Wimbledon is fast becoming a brand in itself. As well as the tennis, this cosy corner of SW19 also has an exciting array of other cultural events on offer, such as the Fifth International Wimbledon Music Festival coming up 9-24 November. Bit by bit, Wimbledon’s gaining an international reputation that many other London suburbs would envy. With movers and shakers building up its artistic life, it’s evident that open spaces such as Wimbledon Common alongside the pretty churches in the area, provide the perfect backdrop to top-class events.
Therefore it’s understandable that sell-out performances are once again expected at this year’s music festival, allowing artists to display their various talents. The festival’s got an excellent reputation in the classical music world since it started four years ago and has grown exponentially from 12 to 17 events. One thing to keep an eye out for this year is a major recital recalling the world’s greatest viola player who lived locally in Marryat Road. Lionel Tertis, who died in 1975, was widely feted for his viola skills in the 20th century. The Tertis Foundation is among the sponsoring organisations for the festival – and apparently this year festival patron and supreme violist Rivka Golani will be performing recitals by Schubert, Schumann, Britten and Brahms at St John’s Church, Spencer Hill, on 12 November.
What’s interesting is that Wimbledon’s got historical links with serious music. The earliest references are to the Elizabethan Lord of the Manor, Thomas Cecil, back in the 1550s. Two centuries later in 1779, George Spencer the future 2nd Earl and Lord of the Manor celebrated his 21st birthday playing the chamber organ.
In the 1820s and 30s, the Duchess of Cannizzaro boosted Wimbledon’s music reputation – hosting concerts for selected guests at Cannizaro House, Westside Common and even holding them on Sundays which was massively controversial at the time. The Duchess built up a library of musical manuscripts and was spotted regularly at upmarket musical events across the country.

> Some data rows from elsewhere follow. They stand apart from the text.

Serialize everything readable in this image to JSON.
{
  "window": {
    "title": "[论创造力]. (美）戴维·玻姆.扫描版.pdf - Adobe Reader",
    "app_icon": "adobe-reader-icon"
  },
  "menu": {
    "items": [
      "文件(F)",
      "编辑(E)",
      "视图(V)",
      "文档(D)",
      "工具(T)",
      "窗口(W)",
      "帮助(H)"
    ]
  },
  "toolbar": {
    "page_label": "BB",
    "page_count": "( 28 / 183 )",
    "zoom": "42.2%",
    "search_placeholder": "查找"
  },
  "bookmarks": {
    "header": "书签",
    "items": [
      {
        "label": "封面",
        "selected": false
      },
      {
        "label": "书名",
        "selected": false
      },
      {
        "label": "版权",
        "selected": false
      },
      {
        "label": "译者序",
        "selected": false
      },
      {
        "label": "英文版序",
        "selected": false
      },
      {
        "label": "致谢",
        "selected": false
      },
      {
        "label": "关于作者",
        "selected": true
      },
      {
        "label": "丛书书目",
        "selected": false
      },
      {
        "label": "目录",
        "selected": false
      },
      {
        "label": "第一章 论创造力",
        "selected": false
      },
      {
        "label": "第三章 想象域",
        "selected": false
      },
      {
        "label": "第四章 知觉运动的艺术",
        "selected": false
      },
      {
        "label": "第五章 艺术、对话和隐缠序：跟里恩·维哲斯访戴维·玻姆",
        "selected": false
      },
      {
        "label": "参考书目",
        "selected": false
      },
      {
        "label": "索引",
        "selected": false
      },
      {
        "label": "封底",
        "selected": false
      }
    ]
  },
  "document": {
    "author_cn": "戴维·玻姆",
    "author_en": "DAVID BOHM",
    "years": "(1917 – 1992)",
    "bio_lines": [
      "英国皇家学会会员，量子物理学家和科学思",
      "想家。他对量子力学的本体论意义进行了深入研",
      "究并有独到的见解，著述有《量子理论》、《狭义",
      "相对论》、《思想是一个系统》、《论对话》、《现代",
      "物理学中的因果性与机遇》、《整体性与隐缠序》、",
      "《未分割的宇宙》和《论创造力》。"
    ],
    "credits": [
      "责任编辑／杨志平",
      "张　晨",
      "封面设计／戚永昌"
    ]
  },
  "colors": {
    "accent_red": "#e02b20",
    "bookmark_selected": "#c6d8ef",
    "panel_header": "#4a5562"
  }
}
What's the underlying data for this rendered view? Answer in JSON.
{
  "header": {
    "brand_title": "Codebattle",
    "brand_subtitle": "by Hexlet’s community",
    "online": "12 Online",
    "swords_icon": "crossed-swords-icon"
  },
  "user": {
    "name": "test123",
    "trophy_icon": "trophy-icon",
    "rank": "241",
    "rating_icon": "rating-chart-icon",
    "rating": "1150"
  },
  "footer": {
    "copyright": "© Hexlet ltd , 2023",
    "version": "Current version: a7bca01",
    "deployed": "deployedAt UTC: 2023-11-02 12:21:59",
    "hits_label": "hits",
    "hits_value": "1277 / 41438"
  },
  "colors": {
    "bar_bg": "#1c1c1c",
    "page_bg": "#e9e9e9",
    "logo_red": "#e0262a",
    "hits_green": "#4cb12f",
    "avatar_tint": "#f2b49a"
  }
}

It’s not just the festival either – there’s been much musical entertainment at Wimbledon Theatre during the last century and the annual open air festival in Cannizaro Park from 1989 onwards had fantastic productions of opera and ballet. The demand’s continuing with the Fifth International Music Festival – and that was all part of the plan! Theatre and film director, Anthony Wilkinson, who organises the festival; said that when he started the event five years ago, he wanted Wimbledon to be on the world map for sport and music and he seems to be well on the way to succeeding.
So it seems that Wimbledon is slowly developing credibility as a musical cultural hub as well as a sporting one. Brand Wimbledon’s growing in its international reputation – and it looks as if that’s not going to stop anytime soon.